The aims of China's space activities are: to explore outer space, and learn more about the cosmos and the Earth; to utilize outer space for peaceful purposes, promote mankind's civilization and social progress, and benefit the whole of mankind; and to meet the growing demands of economic construction, national security, science and technology development and social progress, protect China's national interests and build up the comprehensive national strength.

Launch window
2004-Sep-02, 06:54 AM
you can read how China is having a showcase for its Space Program

china space launch center (http://www.space.com/missionlaunches/china_update_040901.html)

JIUQUAN, China (AP) -- China, a rising space power, provided a rare look into its top-secret launch center Wednesday, promoting the military-funded project as a lure for foreign investment and a key to the nation's growing prosperity.

A police car with flashing lights led busloads of international journalists across northwestern China's vast Gobi Desert to the Jiuquan space center, past armored patrol vehicles and a sign, in English: "Foreigners are not allowed to enter without permission."

It was the first time China let foreign journalists enter, although officials forbade photographs of the command-and-control center with its rows of computer screens or the mammoth assembly hall where workers built the spacecraft that lifted China's first astronaut into orbit last October.

For the secrecy-conscious national government, Jiuquan houses treasures to be guarded closely. But to local officials, Jiuquan is a blue-ribbon brand name just waiting to be marketed far and wide.

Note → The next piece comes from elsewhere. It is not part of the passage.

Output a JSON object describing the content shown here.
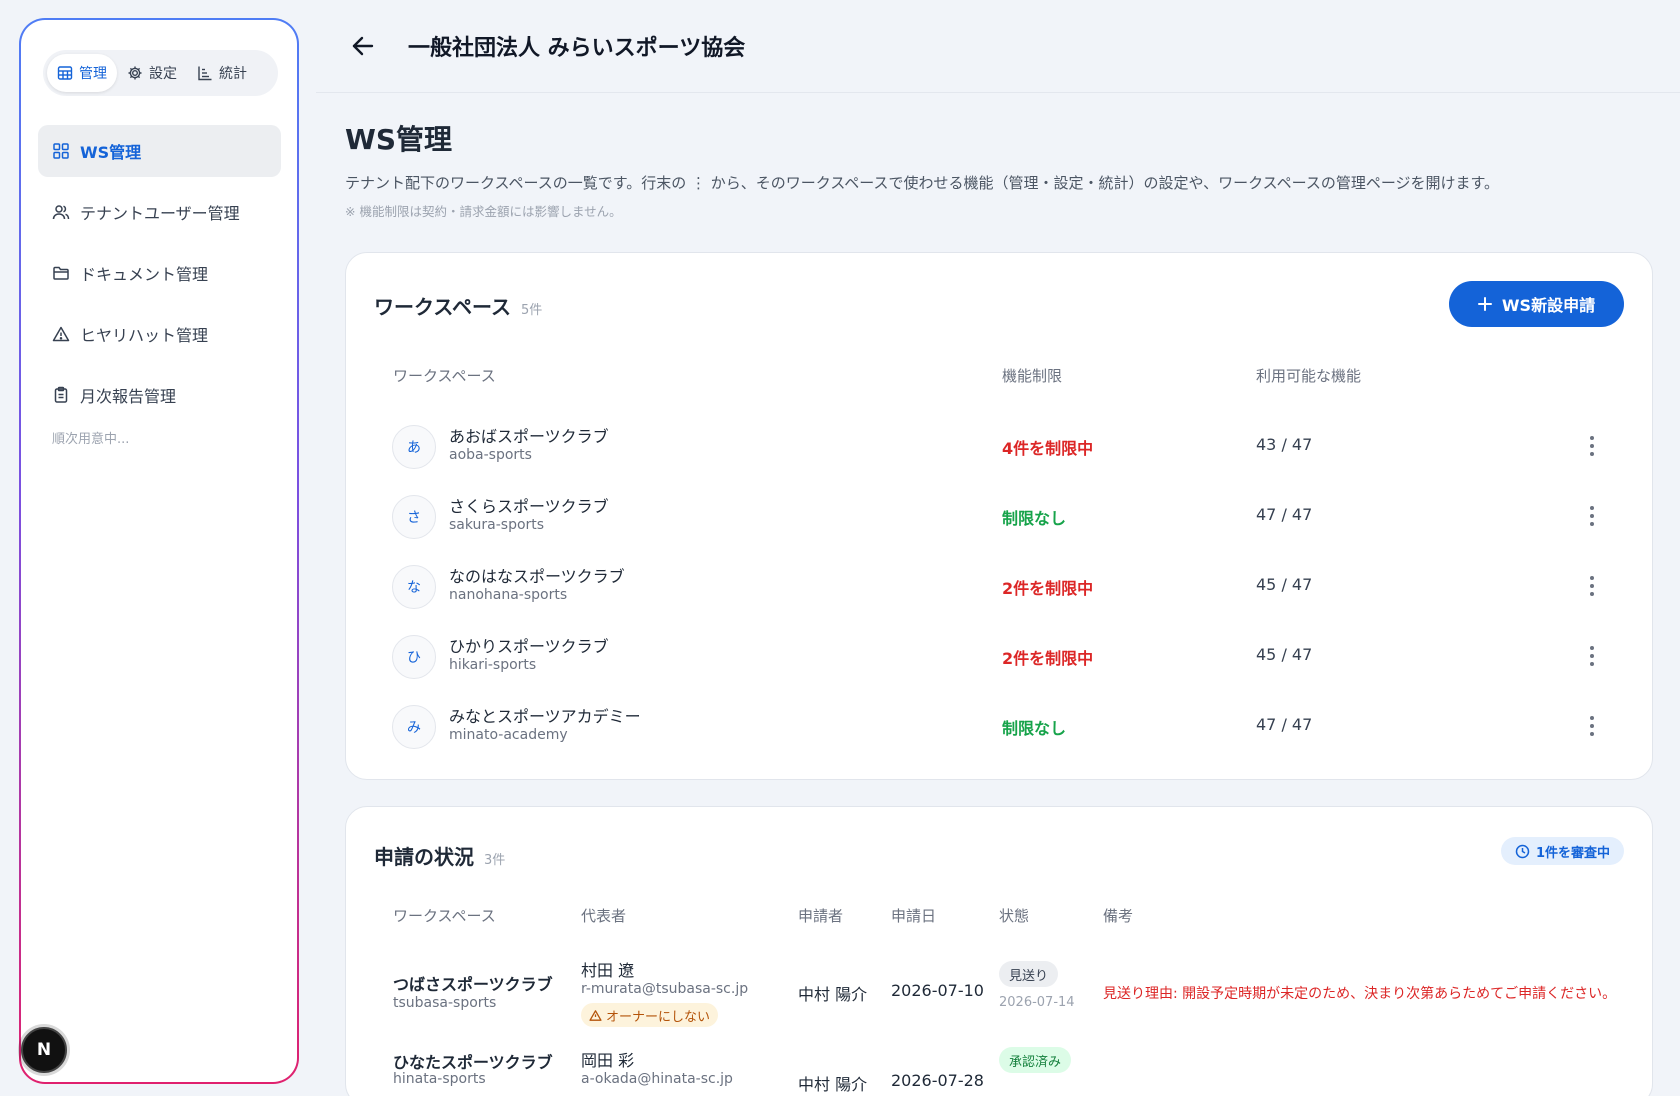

"No matter what products are named after Jiuquan, they will sell," said Hao Yuan, assistant to the governor of Gansu province, where part of the space center is located.

"We welcome foreign cooperation in the fields of aerospace and aviation," Hao said. "We would also like to provide launch services to foreign companies."

china has made public its space plans
Chinese space plan BBC (http://news.bbc.co.uk/1/hi/sci/tech/3874419.stm)

China aims to send a spacecraft to the Moon in three years' time, the head of the country's space agency, Sun Laiyan, has confirmed to the BBC. as well as building their own orbiting space station

Launch window
2004-Nov-02, 12:10 AM
Chinese space plans


2005-Jul-27, 04:42 PM
China Plans Woman In Space By 2010 (http://www.sinodaily.com/news/china-05zzzzzb.html)

China will put its first woman in space within five years and has selected around 30 women pilots to be trained as astronauts, state media reported Tuesday.

2005-Jul-27, 08:39 PM
This is the launch vehicle I would like to see China use:

Using these engines--first stage:
Upper stage:

Having one big rocket like that--while keeping hypergolics--would actually be cheaper than having a whole new line of LOX/kero and LOX/LH2 boosters, shown here on the far right:


They should keep their existing rockets--and focus on the big hydrogen upper stage later on. With 6 RD-270s--they would have Saturn V levels of thrust at lift off--and more engine-out ability than their new EELV inspired Long March series--as mentioned above.